The F3 car, known officially as the WorldFirst but affectionately as the Flying Carrot, has been permitted to enter an F3 race at the Formula Ford Festival, despite not exactly confirming to the sport's technical regulations.
The engine is a heavily modified BMW turbodiesel tweaked to run on biofuel, while the body uses vegetable fibres (cellulose nanofibres in science-speak) and carbon fibre recycled from the aerospace industry.
The cockpit, wheels and tyres conform to normal F3 specifications, although the steering wheel is made from carrots (no, we can't believe we've just written that either). Of course, in accordance with the time-honoured rules of vegetable comedy, the steering wheel is not orange. "We don't know why it turned out purple," says Kerry Kirwan, a senior researcher on the project. "Perhaps there was some beetroot in it."
Flying Carrot cost £500,000 to develop and has been built by the Warwick Manufacturing Group at Warwick university with the financial and technical support of more than 50 companies, including Lola and Scott Racing.
The idea behind the project is to show that motorsport and ecological thinking can mix. "We want to show that green can be sexy," says Mr Kirwan. "You can still do exciting things, using recycled and sustainable materials."
The driving seat will be filled by 21-year-old Aaron Steele, a well-regarded young racing prospect, and Kirwan is bullish about the Flying Carrot's chances. "We haven't entered to come last," he says.

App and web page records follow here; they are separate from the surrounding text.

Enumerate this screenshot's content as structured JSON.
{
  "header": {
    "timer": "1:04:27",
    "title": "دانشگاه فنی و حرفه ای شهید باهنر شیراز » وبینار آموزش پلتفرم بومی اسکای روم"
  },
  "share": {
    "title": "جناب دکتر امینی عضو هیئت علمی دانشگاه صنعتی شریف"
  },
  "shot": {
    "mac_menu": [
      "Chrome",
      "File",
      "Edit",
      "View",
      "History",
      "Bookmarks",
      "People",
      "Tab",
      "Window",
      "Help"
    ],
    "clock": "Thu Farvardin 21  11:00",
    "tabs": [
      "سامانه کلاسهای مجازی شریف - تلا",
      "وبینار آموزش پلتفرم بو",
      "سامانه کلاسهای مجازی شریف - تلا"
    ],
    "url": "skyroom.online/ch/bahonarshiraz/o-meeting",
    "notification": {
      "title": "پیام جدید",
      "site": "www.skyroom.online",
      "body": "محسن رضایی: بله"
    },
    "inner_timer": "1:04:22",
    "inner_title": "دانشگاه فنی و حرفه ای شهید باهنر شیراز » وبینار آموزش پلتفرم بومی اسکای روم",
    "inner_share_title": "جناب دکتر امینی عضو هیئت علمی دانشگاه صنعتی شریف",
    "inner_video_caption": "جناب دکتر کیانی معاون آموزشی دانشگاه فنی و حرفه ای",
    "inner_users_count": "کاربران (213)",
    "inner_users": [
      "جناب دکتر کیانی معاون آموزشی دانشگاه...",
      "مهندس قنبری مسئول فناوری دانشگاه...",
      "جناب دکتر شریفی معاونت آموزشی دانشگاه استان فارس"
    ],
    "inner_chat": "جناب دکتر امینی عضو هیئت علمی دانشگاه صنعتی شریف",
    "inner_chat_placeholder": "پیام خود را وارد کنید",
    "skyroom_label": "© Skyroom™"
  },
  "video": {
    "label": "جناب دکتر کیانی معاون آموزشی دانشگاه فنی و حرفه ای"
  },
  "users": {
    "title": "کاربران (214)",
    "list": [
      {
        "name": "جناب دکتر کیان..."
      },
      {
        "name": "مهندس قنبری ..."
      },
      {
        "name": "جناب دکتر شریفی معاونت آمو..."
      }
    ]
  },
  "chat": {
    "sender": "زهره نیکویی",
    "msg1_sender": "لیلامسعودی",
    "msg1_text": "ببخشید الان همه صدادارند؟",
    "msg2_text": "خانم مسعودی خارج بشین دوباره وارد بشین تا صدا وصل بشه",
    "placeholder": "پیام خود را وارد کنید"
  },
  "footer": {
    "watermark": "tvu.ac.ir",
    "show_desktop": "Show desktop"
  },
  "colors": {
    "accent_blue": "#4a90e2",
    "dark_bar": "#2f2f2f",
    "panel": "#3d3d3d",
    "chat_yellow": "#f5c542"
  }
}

The Flying Carrot can reach 60mph in 2.0sec (quicker than a regular F3 car) and manages 35mpg at race speeds. Nobody on the WorldFirst project will comment on the chances of seeing the Flying Carrot in a night race though...